When you are devising your estate plan, it can seem like it is all about arranging for asset transfers after you are gone. Clearly, this is at the root of the process, but all of this planning will not do much good if you don’t have anything left to leave to your heirs. Unfortunately, there is a looming expense that many people do not consider, and it can potentially have a devastating impact on your legacy.
If you have paid into the program sufficiently throughout your life, Medicare coverage will be available to you when you reach the age of 65 under currently existing laws. It will certainly help, but there are out-of-pocket expenses that you should take into consideration, including deductibles, co-payments, and monthly premiums. Though these costs can add up, most people that enter their retirement years on solid financial footing can comfortably manage them.
On the surface, it would seem as though Medicare will prevent you from any truly devastating health care costs. Unfortunately, there is an enormous gap in the coverage. Medicare will not pay for a stay in a nursing home, and they are extremely expensive. The exact cost will vary depending on the specific facility in question and its geographic location. A six-figure annual bill is quite possible for a room in a nursing home, and costs have been rising year-by-year.
A Distinct Possibility
There are those that assume that only a small percentage of people actually spent time in nursing homes. In reality, this is not the case at all. If you live until you are 70 years of age, it is likely that you will live past the age of 85. According to the United States Census Bureau, the oldest segment of the population grew faster than any other between 2000 and 2010. The Alzheimer’s Association tells us that about 40 percent of people that are 85 years of age and older have contracted the disease.
Many people who are suffering from Alzheimer’s disease will need nursing home care, and of course, patients with other conditions can require nursing home care is well. When you combine all of these facts, you can see why you may want to take steps to brace yourself for potential future nursing home costs.
The Medicaid Solution

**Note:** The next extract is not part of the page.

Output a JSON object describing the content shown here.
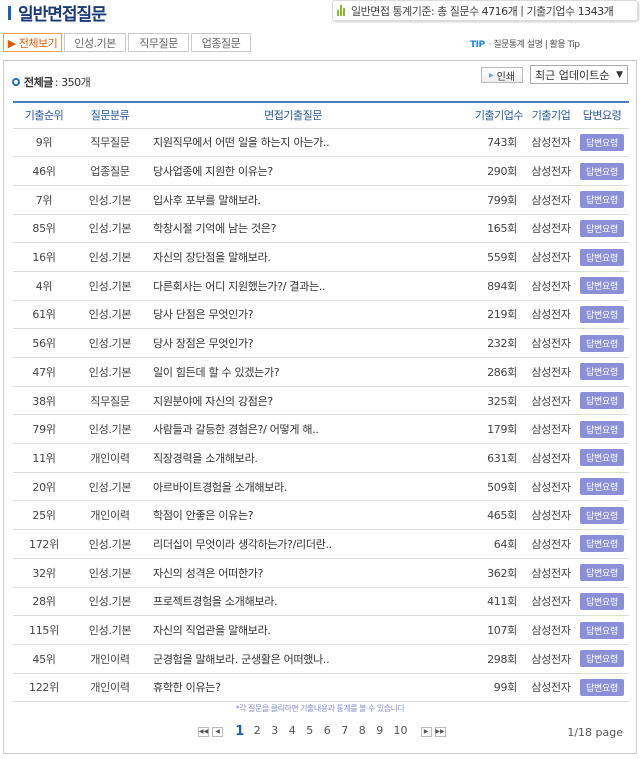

All the above can sound like a rather gloomy scenario, but there is a widely embraced solution, and we help clients take advantage of each and every day. Medicaid is a jointly administered federal/state government program that does pay for long-term care. As you are probably aware, this source of health insurance is only available to people with extremely sparse resources. There is a limit on countable assets that is just $2000, (if a spouse is living at home other limits may apply) but some property is exempt, including your home (though there is an equity limit).
When it comes to the assets that are in your possession that would be counted, you could choose to give them to loved ones who would be inheriting them someday anyway. People often refer to this process as a “Medicaid spend down.” This can certainly be done, but it is a little more complicated than it may appear to be on the surface.
The Medicaid program does not want you to find out that you need nursing home care on Monday, give away assets on Tuesday, and enter a nursing home that is paid for by Medicaid on Wednesday. This would not be consistent with the spirit of the program. As a response, there is 60 month look back period in place. Any gift giving that you engage in must be completed at least five years before you apply for Medicaid to pay for long-term care.